== Your task ==
Pictures aside, the data must be reproduced exactly.
***
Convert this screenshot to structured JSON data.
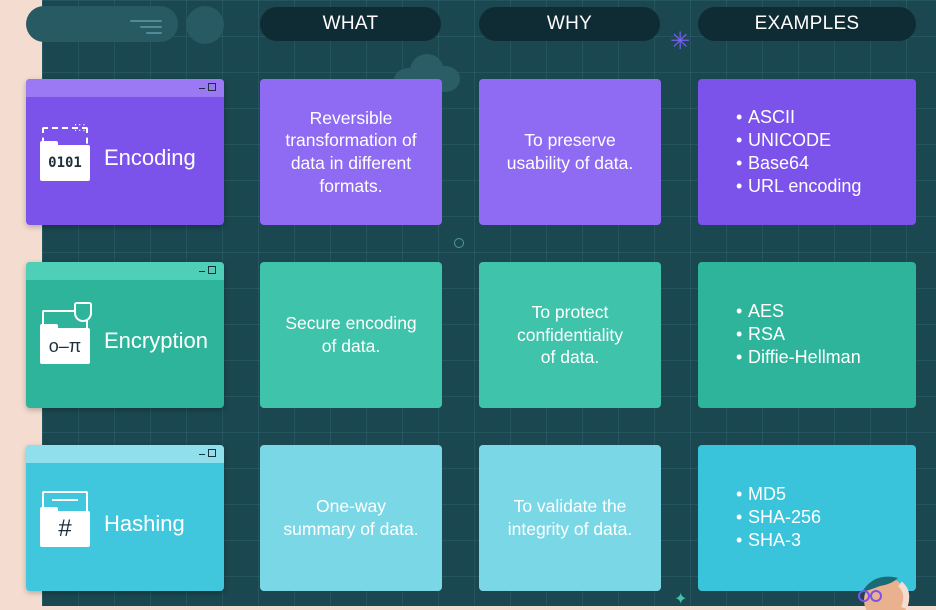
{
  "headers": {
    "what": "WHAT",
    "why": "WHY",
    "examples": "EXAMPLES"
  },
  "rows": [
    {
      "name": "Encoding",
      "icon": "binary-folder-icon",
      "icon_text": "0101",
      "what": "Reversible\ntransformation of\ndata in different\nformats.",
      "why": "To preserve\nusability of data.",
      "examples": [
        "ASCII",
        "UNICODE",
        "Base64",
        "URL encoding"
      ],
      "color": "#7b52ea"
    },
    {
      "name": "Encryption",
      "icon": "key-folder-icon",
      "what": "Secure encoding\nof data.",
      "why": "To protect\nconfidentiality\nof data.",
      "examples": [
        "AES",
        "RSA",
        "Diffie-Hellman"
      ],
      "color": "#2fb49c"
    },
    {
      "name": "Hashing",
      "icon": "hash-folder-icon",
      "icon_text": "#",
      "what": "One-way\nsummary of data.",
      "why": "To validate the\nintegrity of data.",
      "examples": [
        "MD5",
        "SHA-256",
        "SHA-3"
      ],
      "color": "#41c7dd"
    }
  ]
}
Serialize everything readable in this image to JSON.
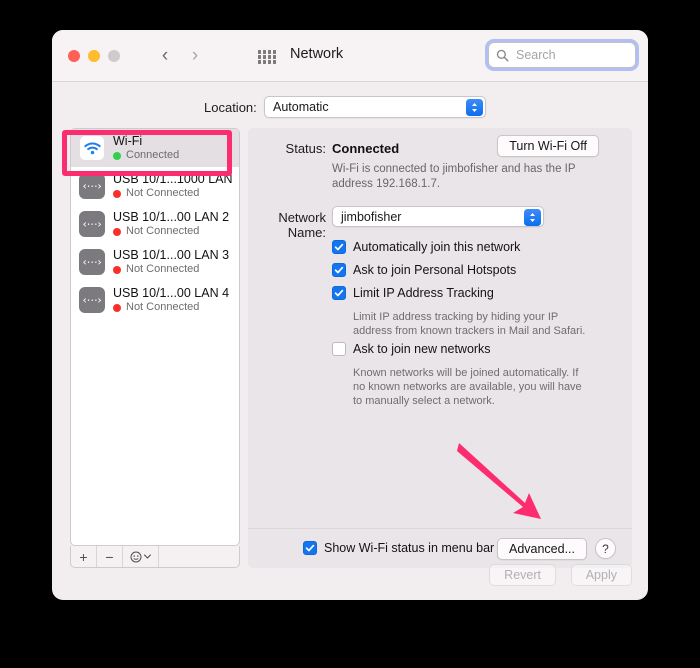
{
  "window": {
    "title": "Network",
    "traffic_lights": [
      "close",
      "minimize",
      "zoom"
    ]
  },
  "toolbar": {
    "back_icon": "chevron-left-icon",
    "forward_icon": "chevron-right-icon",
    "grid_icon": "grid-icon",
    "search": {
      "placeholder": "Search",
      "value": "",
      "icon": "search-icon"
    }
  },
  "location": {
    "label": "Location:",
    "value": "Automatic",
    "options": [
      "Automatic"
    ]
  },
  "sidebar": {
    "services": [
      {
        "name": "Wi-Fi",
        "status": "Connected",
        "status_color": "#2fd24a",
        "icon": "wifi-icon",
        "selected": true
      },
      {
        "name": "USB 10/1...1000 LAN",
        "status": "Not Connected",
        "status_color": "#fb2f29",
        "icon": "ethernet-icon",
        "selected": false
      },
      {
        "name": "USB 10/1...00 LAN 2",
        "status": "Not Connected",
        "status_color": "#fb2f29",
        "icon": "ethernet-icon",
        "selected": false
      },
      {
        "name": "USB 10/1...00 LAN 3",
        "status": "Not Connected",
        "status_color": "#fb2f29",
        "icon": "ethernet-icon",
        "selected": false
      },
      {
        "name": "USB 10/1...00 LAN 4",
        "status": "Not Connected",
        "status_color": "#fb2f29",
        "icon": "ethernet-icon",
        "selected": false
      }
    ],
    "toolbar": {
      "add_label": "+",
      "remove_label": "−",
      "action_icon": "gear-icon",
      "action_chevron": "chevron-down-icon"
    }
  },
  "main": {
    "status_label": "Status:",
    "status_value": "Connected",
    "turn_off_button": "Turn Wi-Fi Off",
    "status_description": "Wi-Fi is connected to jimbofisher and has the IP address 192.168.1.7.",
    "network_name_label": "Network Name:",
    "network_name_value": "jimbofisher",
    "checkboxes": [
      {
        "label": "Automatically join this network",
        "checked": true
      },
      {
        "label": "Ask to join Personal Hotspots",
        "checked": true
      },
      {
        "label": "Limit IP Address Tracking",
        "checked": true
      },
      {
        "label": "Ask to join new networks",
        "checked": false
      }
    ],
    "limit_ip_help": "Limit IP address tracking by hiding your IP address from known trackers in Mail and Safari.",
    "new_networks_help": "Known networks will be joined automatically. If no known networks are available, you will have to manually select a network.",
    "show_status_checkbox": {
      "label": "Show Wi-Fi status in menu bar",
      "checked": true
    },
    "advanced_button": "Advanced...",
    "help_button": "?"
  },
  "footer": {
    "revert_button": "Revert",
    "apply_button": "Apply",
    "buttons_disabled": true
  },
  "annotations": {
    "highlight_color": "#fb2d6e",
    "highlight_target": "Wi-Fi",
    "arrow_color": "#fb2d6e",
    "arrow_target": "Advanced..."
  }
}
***
== Final answer ==
Convert this screenshot to structured JSON data.
{
  "headers": {
    "what": "WHAT",
    "why": "WHY",
    "examples": "EXAMPLES"
  },
  "rows": [
    {
      "name": "Encoding",
      "icon": "binary-folder-icon",
      "icon_text": "0101",
      "what": "Reversible\ntransformation of\ndata in different\nformats.",
      "why": "To preserve\nusability of data.",
      "examples": [
        "ASCII",
        "UNICODE",
        "Base64",
        "URL encoding"
      ],
      "color": "#7b52ea"
    },
    {
      "name": "Encryption",
      "icon": "key-folder-icon",
      "what": "Secure encoding\nof data.",
      "why": "To protect\nconfidentiality\nof data.",
      "examples": [
        "AES",
        "RSA",
        "Diffie-Hellman"
      ],
      "color": "#2fb49c"
    },
    {
      "name": "Hashing",
      "icon": "hash-folder-icon",
      "icon_text": "#",
      "what": "One-way\nsummary of data.",
      "why": "To validate the\nintegrity of data.",
      "examples": [
        "MD5",
        "SHA-256",
        "SHA-3"
      ],
      "color": "#41c7dd"
    }
  ]
}
Serialize everything readable in this image to JSON.
{
  "window": {
    "title": "Network",
    "traffic_lights": [
      "close",
      "minimize",
      "zoom"
    ]
  },
  "toolbar": {
    "back_icon": "chevron-left-icon",
    "forward_icon": "chevron-right-icon",
    "grid_icon": "grid-icon",
    "search": {
      "placeholder": "Search",
      "value": "",
      "icon": "search-icon"
    }
  },
  "location": {
    "label": "Location:",
    "value": "Automatic",
    "options": [
      "Automatic"
    ]
  },
  "sidebar": {
    "services": [
      {
        "name": "Wi-Fi",
        "status": "Connected",
        "status_color": "#2fd24a",
        "icon": "wifi-icon",
        "selected": true
      },
      {
        "name": "USB 10/1...1000 LAN",
        "status": "Not Connected",
        "status_color": "#fb2f29",
        "icon": "ethernet-icon",
        "selected": false
      },
      {
        "name": "USB 10/1...00 LAN 2",
        "status": "Not Connected",
        "status_color": "#fb2f29",
        "icon": "ethernet-icon",
        "selected": false
      },
      {
        "name": "USB 10/1...00 LAN 3",
        "status": "Not Connected",
        "status_color": "#fb2f29",
        "icon": "ethernet-icon",
        "selected": false
      },
      {
        "name": "USB 10/1...00 LAN 4",
        "status": "Not Connected",
        "status_color": "#fb2f29",
        "icon": "ethernet-icon",
        "selected": false
      }
    ],
    "toolbar": {
      "add_label": "+",
      "remove_label": "−",
      "action_icon": "gear-icon",
      "action_chevron": "chevron-down-icon"
    }
  },
  "main": {
    "status_label": "Status:",
    "status_value": "Connected",
    "turn_off_button": "Turn Wi-Fi Off",
    "status_description": "Wi-Fi is connected to jimbofisher and has the IP address 192.168.1.7.",
    "network_name_label": "Network Name:",
    "network_name_value": "jimbofisher",
    "checkboxes": [
      {
        "label": "Automatically join this network",
        "checked": true
      },
      {
        "label": "Ask to join Personal Hotspots",
        "checked": true
      },
      {
        "label": "Limit IP Address Tracking",
        "checked": true
      },
      {
        "label": "Ask to join new networks",
        "checked": false
      }
    ],
    "limit_ip_help": "Limit IP address tracking by hiding your IP address from known trackers in Mail and Safari.",
    "new_networks_help": "Known networks will be joined automatically. If no known networks are available, you will have to manually select a network.",
    "show_status_checkbox": {
      "label": "Show Wi-Fi status in menu bar",
      "checked": true
    },
    "advanced_button": "Advanced...",
    "help_button": "?"
  },
  "footer": {
    "revert_button": "Revert",
    "apply_button": "Apply",
    "buttons_disabled": true
  },
  "annotations": {
    "highlight_color": "#fb2d6e",
    "highlight_target": "Wi-Fi",
    "arrow_color": "#fb2d6e",
    "arrow_target": "Advanced..."
  }
}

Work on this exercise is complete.